• **WORK INSTRUCTION**
Down to the last character, write out the records below.

• **MATERIAL FOR THIS TASK**
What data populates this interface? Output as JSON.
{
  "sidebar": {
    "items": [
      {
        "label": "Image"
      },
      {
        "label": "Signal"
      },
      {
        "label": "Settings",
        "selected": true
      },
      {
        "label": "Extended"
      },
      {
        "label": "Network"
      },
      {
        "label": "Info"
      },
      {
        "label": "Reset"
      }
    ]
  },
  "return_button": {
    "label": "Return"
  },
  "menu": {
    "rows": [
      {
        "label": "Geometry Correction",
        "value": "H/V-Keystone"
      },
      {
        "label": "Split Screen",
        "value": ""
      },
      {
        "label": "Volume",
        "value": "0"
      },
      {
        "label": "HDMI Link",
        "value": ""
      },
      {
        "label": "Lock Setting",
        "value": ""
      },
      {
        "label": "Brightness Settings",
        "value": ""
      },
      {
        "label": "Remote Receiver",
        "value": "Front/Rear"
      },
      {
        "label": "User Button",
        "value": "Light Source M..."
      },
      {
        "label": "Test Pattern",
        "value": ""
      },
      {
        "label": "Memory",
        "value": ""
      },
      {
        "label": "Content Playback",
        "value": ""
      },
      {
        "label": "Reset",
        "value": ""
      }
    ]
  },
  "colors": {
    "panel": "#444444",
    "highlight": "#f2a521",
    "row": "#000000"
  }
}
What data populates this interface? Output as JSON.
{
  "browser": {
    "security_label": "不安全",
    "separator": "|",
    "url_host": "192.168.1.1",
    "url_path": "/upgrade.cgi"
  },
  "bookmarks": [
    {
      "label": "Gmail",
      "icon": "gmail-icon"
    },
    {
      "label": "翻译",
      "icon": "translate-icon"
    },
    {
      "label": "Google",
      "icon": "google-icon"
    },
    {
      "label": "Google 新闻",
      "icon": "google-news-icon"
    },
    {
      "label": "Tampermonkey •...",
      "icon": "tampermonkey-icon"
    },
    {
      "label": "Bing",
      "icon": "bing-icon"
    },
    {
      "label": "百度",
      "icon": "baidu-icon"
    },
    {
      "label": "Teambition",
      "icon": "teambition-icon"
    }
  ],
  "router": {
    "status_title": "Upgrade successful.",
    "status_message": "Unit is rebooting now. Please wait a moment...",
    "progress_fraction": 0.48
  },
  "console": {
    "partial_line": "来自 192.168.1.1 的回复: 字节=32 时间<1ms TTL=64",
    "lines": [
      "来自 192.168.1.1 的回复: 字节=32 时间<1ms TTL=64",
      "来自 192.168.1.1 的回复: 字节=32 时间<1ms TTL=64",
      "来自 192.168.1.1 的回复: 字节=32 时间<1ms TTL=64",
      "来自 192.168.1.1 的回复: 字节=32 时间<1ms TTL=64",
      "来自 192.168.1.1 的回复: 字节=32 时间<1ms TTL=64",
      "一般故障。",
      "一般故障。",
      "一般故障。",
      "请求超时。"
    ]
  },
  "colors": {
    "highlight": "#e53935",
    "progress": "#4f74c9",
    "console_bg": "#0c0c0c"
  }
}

• **ANSWER SPACE**
What data populates this interface? Output as JSON.
{
  "sidebar": {
    "items": [
      {
        "label": "Image"
      },
      {
        "label": "Signal"
      },
      {
        "label": "Settings",
        "selected": true
      },
      {
        "label": "Extended"
      },
      {
        "label": "Network"
      },
      {
        "label": "Info"
      },
      {
        "label": "Reset"
      }
    ]
  },
  "return_button": {
    "label": "Return"
  },
  "menu": {
    "rows": [
      {
        "label": "Geometry Correction",
        "value": "H/V-Keystone"
      },
      {
        "label": "Split Screen",
        "value": ""
      },
      {
        "label": "Volume",
        "value": "0"
      },
      {
        "label": "HDMI Link",
        "value": ""
      },
      {
        "label": "Lock Setting",
        "value": ""
      },
      {
        "label": "Brightness Settings",
        "value": ""
      },
      {
        "label": "Remote Receiver",
        "value": "Front/Rear"
      },
      {
        "label": "User Button",
        "value": "Light Source M..."
      },
      {
        "label": "Test Pattern",
        "value": ""
      },
      {
        "label": "Memory",
        "value": ""
      },
      {
        "label": "Content Playback",
        "value": ""
      },
      {
        "label": "Reset",
        "value": ""
      }
    ]
  },
  "colors": {
    "panel": "#444444",
    "highlight": "#f2a521",
    "row": "#000000"
  }
}
What data populates this interface? Output as JSON.
{
  "browser": {
    "security_label": "不安全",
    "separator": "|",
    "url_host": "192.168.1.1",
    "url_path": "/upgrade.cgi"
  },
  "bookmarks": [
    {
      "label": "Gmail",
      "icon": "gmail-icon"
    },
    {
      "label": "翻译",
      "icon": "translate-icon"
    },
    {
      "label": "Google",
      "icon": "google-icon"
    },
    {
      "label": "Google 新闻",
      "icon": "google-news-icon"
    },
    {
      "label": "Tampermonkey •...",
      "icon": "tampermonkey-icon"
    },
    {
      "label": "Bing",
      "icon": "bing-icon"
    },
    {
      "label": "百度",
      "icon": "baidu-icon"
    },
    {
      "label": "Teambition",
      "icon": "teambition-icon"
    }
  ],
  "router": {
    "status_title": "Upgrade successful.",
    "status_message": "Unit is rebooting now. Please wait a moment...",
    "progress_fraction": 0.48
  },
  "console": {
    "partial_line": "来自 192.168.1.1 的回复: 字节=32 时间<1ms TTL=64",
    "lines": [
      "来自 192.168.1.1 的回复: 字节=32 时间<1ms TTL=64",
      "来自 192.168.1.1 的回复: 字节=32 时间<1ms TTL=64",
      "来自 192.168.1.1 的回复: 字节=32 时间<1ms TTL=64",
      "来自 192.168.1.1 的回复: 字节=32 时间<1ms TTL=64",
      "来自 192.168.1.1 的回复: 字节=32 时间<1ms TTL=64",
      "一般故障。",
      "一般故障。",
      "一般故障。",
      "请求超时。"
    ]
  },
  "colors": {
    "highlight": "#e53935",
    "progress": "#4f74c9",
    "console_bg": "#0c0c0c"
  }
}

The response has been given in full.